WORK REQUIRED:
Look through the listing for the string "Bagga" and copy out every line that holds it.

DATA EXTRACT:
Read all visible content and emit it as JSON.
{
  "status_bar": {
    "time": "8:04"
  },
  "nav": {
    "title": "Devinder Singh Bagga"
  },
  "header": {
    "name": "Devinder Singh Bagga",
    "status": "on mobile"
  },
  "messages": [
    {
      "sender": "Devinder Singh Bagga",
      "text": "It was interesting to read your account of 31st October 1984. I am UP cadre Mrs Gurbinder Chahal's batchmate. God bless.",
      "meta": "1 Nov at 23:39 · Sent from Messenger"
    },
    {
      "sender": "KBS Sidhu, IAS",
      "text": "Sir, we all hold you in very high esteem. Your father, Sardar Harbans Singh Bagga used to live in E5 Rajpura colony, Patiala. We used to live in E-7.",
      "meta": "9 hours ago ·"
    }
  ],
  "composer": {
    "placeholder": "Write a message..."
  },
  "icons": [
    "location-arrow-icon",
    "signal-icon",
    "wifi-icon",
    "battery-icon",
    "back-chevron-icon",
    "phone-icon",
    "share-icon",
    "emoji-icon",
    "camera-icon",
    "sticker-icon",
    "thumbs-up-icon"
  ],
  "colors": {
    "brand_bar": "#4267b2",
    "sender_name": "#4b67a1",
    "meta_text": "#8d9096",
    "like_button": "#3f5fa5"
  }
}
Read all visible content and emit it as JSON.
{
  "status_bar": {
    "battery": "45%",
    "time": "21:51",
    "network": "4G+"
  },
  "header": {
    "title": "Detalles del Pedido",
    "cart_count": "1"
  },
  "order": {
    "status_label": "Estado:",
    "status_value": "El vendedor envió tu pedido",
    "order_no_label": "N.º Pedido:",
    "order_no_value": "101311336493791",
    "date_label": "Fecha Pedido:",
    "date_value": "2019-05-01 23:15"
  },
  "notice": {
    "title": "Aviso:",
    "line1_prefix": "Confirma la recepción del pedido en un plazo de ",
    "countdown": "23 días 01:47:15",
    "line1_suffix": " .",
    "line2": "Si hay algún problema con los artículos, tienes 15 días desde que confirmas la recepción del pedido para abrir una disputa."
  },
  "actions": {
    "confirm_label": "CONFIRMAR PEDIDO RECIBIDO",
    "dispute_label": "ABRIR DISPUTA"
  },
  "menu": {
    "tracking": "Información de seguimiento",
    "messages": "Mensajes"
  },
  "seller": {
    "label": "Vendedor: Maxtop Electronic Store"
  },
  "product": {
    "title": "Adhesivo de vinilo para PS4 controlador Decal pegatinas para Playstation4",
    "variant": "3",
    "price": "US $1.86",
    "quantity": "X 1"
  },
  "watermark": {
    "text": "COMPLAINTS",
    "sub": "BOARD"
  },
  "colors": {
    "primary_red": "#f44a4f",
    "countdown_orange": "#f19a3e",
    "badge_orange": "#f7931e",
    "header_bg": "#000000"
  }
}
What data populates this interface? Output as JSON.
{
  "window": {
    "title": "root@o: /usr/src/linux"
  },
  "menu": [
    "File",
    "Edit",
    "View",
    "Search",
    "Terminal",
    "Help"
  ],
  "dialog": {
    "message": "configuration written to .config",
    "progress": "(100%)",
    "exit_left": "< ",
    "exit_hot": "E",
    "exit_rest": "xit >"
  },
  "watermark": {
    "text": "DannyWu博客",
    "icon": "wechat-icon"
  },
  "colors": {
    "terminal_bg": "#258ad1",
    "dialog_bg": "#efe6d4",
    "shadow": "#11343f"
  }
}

THE COMPLETED TASK:
    "title": "Devinder Singh Bagga"
    "name": "Devinder Singh Bagga",
      "sender": "Devinder Singh Bagga",
      "text": "Sir, we all hold you in very high esteem. Your father, Sardar Harbans Singh Bagga used to live in E5 Rajpura colony, Patiala. We used to live in E-7.",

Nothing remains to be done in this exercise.